• _Work item_: Report each line of the entries that includes "猫たちのヒミツの楽園" by copying it.

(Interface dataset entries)
----

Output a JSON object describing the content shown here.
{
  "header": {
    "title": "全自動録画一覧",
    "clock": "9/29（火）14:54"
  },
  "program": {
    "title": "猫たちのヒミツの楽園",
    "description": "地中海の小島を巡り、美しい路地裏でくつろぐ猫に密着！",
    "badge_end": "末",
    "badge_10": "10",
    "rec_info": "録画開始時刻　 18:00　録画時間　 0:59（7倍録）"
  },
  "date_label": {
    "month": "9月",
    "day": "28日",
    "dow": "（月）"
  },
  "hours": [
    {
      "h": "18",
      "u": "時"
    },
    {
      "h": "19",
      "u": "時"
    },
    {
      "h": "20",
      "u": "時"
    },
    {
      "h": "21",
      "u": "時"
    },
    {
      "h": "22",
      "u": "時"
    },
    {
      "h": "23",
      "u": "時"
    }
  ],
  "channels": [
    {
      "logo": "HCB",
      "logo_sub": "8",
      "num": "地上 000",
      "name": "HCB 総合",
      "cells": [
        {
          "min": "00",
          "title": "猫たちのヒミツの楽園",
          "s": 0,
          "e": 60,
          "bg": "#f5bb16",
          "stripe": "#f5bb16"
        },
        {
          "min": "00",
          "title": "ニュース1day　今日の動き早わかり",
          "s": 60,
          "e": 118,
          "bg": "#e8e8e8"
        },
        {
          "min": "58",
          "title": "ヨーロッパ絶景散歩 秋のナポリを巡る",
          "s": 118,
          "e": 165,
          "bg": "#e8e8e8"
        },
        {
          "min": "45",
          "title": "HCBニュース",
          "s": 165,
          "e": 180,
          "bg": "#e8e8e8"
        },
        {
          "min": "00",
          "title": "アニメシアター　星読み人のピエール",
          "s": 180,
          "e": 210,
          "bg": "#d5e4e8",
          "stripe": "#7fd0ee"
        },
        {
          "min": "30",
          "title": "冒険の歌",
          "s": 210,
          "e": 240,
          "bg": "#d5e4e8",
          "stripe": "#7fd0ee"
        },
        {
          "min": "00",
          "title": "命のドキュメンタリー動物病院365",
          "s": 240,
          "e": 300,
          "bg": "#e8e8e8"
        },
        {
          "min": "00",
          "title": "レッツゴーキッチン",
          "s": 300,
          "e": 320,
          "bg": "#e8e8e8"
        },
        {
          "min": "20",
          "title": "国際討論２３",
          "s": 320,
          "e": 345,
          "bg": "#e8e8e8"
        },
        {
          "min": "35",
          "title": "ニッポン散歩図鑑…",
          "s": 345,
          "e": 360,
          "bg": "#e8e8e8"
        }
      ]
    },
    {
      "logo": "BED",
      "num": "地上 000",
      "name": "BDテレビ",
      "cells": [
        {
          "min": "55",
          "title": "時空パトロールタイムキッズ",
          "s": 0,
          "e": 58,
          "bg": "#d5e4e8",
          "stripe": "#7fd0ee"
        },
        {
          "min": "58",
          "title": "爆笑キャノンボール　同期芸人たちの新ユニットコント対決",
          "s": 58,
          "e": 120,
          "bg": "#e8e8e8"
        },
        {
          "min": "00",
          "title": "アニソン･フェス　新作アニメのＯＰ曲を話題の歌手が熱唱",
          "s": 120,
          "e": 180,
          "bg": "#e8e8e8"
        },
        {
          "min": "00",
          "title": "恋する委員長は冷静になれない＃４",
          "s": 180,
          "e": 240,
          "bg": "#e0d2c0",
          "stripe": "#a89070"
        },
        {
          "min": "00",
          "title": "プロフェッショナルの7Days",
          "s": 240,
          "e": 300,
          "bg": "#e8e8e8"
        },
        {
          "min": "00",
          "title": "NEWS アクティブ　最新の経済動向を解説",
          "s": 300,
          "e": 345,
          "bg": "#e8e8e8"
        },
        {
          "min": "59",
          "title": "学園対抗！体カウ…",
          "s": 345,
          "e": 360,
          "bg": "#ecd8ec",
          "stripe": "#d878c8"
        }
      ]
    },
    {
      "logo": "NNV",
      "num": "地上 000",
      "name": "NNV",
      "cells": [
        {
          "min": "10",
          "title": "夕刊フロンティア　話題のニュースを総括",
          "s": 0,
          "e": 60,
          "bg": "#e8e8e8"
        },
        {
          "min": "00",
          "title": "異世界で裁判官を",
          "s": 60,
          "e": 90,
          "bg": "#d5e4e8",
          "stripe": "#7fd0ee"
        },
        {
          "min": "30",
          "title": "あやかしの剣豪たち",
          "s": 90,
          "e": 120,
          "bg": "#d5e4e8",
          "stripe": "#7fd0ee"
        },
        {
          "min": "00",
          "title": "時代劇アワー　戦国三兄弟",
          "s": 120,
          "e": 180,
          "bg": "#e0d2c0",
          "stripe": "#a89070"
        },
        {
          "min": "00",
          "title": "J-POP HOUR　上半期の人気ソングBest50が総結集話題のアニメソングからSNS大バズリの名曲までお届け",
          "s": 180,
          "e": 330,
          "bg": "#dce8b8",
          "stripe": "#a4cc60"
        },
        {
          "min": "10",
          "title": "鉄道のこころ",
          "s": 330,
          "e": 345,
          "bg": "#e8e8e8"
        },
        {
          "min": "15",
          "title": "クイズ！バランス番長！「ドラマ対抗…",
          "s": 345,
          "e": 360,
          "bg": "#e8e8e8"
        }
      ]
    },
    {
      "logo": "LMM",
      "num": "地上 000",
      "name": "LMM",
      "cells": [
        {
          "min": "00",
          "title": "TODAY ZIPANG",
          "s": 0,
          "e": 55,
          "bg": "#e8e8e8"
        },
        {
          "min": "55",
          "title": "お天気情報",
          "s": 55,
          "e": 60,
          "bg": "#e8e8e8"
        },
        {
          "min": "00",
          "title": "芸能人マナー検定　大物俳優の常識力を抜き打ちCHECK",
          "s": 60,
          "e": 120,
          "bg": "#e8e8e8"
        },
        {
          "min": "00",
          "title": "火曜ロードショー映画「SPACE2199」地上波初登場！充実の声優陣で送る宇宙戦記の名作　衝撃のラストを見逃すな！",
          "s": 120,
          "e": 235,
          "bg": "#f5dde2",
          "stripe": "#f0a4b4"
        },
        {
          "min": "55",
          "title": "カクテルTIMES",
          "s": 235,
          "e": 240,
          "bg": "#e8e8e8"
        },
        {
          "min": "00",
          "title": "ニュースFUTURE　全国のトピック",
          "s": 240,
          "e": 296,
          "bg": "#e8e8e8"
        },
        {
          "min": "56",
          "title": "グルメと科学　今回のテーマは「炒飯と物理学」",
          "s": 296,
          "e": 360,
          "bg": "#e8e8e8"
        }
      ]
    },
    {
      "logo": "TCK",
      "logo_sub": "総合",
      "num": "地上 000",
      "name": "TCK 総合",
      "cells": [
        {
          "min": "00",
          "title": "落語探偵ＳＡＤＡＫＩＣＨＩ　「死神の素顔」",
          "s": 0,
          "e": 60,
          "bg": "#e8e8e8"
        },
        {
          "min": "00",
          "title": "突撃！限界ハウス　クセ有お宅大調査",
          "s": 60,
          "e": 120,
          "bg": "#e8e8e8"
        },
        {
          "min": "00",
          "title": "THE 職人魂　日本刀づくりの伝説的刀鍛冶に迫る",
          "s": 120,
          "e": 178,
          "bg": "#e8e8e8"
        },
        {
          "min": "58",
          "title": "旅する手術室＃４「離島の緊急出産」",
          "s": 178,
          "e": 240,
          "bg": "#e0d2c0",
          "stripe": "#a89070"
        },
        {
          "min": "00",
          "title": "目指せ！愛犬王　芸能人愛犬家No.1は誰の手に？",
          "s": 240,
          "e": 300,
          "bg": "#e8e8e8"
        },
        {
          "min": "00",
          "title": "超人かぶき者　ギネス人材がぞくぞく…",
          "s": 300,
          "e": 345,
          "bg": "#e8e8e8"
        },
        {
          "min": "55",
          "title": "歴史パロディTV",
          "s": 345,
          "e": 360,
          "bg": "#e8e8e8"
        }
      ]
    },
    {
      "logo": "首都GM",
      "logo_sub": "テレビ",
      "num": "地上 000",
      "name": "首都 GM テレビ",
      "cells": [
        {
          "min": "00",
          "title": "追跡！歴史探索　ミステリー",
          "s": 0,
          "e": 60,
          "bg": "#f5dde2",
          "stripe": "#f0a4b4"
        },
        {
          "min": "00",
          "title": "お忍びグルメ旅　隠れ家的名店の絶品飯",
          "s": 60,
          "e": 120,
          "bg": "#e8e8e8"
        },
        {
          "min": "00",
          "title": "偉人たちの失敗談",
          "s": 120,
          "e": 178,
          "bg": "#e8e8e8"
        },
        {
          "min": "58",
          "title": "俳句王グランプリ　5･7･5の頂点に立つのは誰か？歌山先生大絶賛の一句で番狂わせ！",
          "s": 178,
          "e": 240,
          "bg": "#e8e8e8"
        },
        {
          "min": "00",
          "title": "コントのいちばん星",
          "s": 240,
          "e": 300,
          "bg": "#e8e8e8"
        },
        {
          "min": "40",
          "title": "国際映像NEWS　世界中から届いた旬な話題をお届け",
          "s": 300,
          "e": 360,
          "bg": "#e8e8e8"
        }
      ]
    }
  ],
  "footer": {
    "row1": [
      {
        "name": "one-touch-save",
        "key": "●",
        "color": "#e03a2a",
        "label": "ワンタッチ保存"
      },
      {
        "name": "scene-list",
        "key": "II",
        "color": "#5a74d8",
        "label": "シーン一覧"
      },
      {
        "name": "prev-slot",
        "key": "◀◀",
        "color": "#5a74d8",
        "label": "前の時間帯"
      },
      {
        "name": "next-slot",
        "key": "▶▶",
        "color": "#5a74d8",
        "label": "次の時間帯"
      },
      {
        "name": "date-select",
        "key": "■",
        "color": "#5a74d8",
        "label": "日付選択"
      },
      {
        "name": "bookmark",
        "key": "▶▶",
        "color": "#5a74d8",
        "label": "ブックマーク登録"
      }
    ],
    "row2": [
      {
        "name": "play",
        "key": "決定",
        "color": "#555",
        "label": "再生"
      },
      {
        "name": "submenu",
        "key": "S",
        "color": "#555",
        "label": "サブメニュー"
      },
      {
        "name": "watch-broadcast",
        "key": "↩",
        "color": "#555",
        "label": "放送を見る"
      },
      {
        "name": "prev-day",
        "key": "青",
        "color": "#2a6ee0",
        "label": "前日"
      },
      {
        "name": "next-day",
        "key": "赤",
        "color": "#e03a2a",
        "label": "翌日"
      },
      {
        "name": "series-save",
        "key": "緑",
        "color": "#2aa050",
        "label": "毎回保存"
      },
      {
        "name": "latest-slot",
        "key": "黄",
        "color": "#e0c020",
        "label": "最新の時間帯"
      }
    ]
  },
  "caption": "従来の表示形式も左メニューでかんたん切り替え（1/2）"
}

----

• _Exercise answer_:
    "title": "猫たちのヒミツの楽園",
          "title": "猫たちのヒミツの楽園",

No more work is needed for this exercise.